Tim Burton is famous for his worlds. His ability to create magical and frightful places be they in complete fantasy or rooted somewhere more real is almost unrivalled. Beetlejuice, Batman, Edward Scissorhands and now Alice in Wonderland, all are full of larger than life or magical characters inhabiting worlds so uniquely their own but unmistakeably Burton-esque. He has a vision for every film he creates and with his trusted crew, including the almost ever present Johnny Depp and partner Helena Bonham Carter, he has tools he can trust to bring them to fruition. Almost.
Far from a remake, this melded sequel follows on from the traditional story we all know picking up with Alice in her late teens. Older and wiser her conscious mind has forgotten about Wonderland but she is regularly haunted by dreams of floating cats and blue caterpillars. In quintessential old England Alice is attending a party, talking to her family and friends everyone seems to think her life is set for her. She’s young and beautiful, a lord wishes to marry her and she need never work or want for anything. There are just a few problems, her beau is a ginger man with dodgy bowls and she has grander plans for her life. Being proposed to in front of the entire party pushes her over the edge and she runs away for some air following a rather energetic rabbit to a hole she promptly falls into.
From here on out we are treated to the wonderful world of Wonderland as Alice works her way through the landscape meeting familiar characters as she goes, not quite remembering them herself. Believing everything to be a dream Alice boldly forges through the land in search of answers to who everyone around her is and why they think she is their saviour. What transpires from this is a fairly standard coming of age story where Alice finds herself just in time to save the day in an epic final battle with the Christopher Lee voiced Jaberwocky. On her way she meets various fun characters voiced by a veritable banquet of stars such as Stephen Fry, Alan Rickman, Barbra Winsor and Matt Lucas.

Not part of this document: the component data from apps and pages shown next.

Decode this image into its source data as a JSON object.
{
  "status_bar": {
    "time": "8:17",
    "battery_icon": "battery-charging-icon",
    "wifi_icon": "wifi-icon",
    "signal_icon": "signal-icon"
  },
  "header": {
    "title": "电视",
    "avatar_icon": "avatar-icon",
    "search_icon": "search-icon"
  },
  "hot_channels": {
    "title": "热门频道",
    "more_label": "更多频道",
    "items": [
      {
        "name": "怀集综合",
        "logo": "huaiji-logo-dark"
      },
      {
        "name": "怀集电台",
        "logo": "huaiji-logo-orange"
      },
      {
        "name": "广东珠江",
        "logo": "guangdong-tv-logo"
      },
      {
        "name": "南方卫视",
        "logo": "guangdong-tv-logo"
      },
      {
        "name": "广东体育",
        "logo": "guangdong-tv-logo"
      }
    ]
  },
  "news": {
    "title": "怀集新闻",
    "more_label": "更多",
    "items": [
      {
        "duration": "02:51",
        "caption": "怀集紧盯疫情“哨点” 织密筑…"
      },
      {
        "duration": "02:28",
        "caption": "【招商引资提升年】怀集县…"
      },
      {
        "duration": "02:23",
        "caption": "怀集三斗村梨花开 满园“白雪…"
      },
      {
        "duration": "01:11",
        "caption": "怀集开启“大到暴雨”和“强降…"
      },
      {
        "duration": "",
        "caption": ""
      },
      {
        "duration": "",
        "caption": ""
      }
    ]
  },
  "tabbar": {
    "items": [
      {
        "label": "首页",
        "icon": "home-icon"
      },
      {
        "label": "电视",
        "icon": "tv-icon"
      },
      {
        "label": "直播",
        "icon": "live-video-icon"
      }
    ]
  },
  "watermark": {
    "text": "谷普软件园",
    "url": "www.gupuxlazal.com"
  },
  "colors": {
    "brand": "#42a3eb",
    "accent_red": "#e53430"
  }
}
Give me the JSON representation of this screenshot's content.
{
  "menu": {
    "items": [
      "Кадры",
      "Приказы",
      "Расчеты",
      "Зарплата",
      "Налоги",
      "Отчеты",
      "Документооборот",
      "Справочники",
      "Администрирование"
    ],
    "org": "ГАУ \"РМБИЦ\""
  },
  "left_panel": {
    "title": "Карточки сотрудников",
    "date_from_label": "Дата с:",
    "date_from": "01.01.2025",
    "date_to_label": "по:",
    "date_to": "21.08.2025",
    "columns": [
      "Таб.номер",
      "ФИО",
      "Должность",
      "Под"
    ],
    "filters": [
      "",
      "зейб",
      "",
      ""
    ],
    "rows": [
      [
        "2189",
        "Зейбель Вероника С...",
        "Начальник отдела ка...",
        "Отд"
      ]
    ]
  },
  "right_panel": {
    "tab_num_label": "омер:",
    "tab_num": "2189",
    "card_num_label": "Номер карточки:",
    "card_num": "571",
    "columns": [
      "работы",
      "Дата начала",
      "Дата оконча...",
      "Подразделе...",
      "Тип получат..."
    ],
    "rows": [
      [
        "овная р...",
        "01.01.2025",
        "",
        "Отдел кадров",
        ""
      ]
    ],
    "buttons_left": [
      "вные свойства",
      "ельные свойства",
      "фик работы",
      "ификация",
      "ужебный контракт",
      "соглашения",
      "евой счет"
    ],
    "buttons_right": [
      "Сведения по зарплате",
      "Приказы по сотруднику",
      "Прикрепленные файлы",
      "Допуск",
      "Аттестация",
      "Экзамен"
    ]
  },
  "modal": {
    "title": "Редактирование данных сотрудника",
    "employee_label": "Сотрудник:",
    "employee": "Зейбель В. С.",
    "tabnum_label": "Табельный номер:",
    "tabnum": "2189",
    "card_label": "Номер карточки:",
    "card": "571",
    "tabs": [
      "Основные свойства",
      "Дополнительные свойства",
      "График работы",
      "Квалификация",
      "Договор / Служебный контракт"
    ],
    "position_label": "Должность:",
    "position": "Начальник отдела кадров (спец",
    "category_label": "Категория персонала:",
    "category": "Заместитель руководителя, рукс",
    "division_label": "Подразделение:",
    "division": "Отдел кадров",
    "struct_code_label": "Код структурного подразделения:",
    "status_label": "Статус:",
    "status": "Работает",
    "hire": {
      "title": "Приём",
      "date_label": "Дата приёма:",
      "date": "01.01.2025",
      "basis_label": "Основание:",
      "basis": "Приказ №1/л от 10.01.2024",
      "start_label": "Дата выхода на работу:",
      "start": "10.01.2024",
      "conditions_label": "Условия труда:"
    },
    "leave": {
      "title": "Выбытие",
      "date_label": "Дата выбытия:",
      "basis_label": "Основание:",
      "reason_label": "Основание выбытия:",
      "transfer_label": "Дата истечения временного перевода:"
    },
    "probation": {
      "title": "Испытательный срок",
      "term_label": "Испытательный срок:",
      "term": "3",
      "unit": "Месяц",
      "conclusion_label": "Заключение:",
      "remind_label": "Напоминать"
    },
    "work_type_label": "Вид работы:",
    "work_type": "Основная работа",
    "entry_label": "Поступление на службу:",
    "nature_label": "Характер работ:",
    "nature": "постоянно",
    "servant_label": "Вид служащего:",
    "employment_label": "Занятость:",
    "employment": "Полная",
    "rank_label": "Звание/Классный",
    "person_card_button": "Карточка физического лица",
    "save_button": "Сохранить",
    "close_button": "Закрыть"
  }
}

The people we can actually see are equally delightful in their respective roles. Helena Boham Carter plays the frightfully petulant but consistently funny Red Queen who rules Wonderland with a not so steady fist, her sister, and former ruler the White Queen is played almost spookily by Anne Hathaway and of course there is Burton favourite Johnny Depp as the Mad Hatter. This hatter is a part Scottish schizophrenic bundle of words who’s oversized eyes glow different colours as his mood flies wildly from one spectrum to the next. Heading an array of colourful well played characters Depp is again the cherry on Burton’s bizarre cake delivering a performance that is sharp and lively throughout.
In addition to this the world they inhabit is wonderfully realised. Both dark and light it is full of little Burton touches. The very land itself seems to breath and the screen is always pack with interest. The CGI is lovingly mastered to help compliment the performers both physically and in their land of whimsical madness. I personally didn’t think the 3D aspect was the strongest point here, only really excelling during some flying teacup moments but non the less never looks out of place.
The thing that does let the film down however is the story. It’s a little bland and lacking in the imagine shown elsewhere. Tim Burton’s darkly witty aesthetic and Lewis Carrolls madcap storytelling should be an ideal combination but they are never allowed to gel here. The film, scripted by the same Disney writer who brought them the Lion King, hasn’t made as good use of her source text as she did in the latter leaving the film to sparkle in from of the eyes but not inside the ears. Gone is Carrolls literary nonsense style replaced with consistent and comfortable narrative in a very standard framework. It leaves the film a little too conventional and I felt in parts that Burton’s imagination was held back. Maybe with a narrative more true to its source Burton could have pushed a few of his idea’s a little further and delivered a truly unruly Wonderland indeed.
All this however doesn’t detract from what is ultimately an enjoyable if slightly light film. With wonderful visuals and excellent performances bringing the characters to life you can’t help but smile at most of what goes on throughout the film. Newcomer Mia Wasikowska is very strong as Alice and updates our older heroine nicely while sharing the screen with such big hitters as Depp and Carter. So whist we go down the rabbit hole for another adventure, it seems that as we grow up, things really aren’t quite as fun as they used to be.